Discover more

 
 
 
  • Tandem,
    a decade of open-mindedness

    In late 2008, an artisan from the leather workshop in Sayat laid down his tools in Puy-de-Dôme to spend a week behind a counter with a sales associate at the faubourg Saint-Honoré store in Paris. It was the start of the Tandem exchanges. Bringing these two worlds together is not simply a matter of distance.
     
  • Tandem
  • Dexterity, the trade secret of talent
  • Dexterity,
    the trade secret of talent

    Agile fingers dance with tools for cutting and table work in the leather workshops. Hermès welcomes diversity in backgrounds and ages. Here, dexterity, tested with the French Pôle emploi (Job Centre) prevails over initial training. This, along with respect for time, is the main secret of crafting objects.
     
  • The golden filets of porcelain

    Of all the arts involved in glazing ceramics, that of painting a band, or filet, onto a piece of porcelain is one of the most intricate. In the Hermès workshops in Nontron, the artisans must juggle between bowls, large vases, plates, dishes and tureens. Eight gold-filet workers maintain this know-how, decorating the pieces by hand using a liner brush saturated with gold, platinum or colour.
     
  • The golden filets of porcelain
  • Bodies fit for work
  • Bodies fit for work

    Fifteen to twenty hours of work for a bag, twenty-five for a saddle: the gestures required to manufacture them are constraining. A number of simple habits help artisans keep mind and body fit for work.
     

Artisan portraits

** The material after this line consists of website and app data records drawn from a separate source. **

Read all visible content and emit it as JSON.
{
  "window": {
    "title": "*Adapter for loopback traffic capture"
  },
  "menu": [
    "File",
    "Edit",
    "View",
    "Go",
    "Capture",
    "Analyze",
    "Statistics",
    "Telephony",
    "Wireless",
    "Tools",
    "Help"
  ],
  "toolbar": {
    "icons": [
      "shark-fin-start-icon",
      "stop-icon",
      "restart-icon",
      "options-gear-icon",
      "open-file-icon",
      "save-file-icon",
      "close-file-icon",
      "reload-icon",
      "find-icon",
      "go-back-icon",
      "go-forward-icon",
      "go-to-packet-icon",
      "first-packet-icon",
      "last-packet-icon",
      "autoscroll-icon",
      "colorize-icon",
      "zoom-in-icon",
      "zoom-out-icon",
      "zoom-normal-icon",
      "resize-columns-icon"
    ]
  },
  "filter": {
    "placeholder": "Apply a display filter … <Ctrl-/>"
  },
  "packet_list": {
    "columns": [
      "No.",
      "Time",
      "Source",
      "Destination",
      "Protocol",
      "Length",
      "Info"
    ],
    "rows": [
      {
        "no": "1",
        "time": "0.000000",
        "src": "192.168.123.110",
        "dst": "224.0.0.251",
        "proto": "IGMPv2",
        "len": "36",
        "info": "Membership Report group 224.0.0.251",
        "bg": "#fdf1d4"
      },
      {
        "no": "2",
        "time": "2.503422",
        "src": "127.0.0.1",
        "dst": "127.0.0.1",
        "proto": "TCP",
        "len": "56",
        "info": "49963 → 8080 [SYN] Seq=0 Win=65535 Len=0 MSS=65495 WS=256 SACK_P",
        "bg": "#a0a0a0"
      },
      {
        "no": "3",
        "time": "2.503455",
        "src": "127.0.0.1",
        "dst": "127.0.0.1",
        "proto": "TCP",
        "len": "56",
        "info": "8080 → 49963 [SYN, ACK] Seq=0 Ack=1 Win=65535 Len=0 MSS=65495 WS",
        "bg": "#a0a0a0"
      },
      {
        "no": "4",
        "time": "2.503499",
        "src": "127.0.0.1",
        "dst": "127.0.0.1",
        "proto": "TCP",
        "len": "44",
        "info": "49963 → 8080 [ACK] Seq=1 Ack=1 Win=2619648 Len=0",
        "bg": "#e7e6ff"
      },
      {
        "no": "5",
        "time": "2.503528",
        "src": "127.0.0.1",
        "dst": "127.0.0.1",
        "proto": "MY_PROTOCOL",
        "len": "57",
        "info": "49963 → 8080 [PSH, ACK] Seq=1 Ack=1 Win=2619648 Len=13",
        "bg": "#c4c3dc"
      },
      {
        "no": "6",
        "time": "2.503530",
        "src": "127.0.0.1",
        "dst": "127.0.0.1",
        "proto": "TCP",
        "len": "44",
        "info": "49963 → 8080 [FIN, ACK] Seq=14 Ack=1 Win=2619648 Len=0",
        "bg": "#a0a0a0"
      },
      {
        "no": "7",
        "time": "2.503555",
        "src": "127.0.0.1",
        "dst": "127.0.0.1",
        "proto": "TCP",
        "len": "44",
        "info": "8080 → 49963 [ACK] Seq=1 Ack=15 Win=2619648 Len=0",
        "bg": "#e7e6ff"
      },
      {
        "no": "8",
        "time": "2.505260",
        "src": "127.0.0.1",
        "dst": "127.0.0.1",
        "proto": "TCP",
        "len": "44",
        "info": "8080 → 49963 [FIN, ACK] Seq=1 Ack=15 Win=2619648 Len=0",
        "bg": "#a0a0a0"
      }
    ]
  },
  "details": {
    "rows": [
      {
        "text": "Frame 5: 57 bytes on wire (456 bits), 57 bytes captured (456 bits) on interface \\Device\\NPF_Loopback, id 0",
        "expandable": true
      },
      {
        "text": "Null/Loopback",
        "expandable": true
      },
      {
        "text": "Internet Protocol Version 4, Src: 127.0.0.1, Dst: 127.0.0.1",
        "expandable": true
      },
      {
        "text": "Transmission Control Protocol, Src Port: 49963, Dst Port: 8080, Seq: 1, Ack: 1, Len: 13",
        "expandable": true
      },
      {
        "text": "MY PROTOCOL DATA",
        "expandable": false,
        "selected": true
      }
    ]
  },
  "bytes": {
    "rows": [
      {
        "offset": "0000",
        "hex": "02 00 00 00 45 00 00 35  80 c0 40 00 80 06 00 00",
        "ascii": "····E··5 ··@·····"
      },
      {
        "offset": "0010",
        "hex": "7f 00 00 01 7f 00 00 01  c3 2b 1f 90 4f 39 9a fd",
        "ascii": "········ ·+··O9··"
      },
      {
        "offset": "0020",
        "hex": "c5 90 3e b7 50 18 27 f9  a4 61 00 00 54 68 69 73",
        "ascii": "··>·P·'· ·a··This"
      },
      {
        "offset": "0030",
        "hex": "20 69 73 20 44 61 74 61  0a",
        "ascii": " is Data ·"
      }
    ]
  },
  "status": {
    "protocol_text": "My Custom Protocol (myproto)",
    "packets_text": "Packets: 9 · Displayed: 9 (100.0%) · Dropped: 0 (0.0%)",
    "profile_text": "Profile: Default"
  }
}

Our 2016 registration document

Extract CSR from the annual report 2016
Sustainable Development, 82 pages, 1MB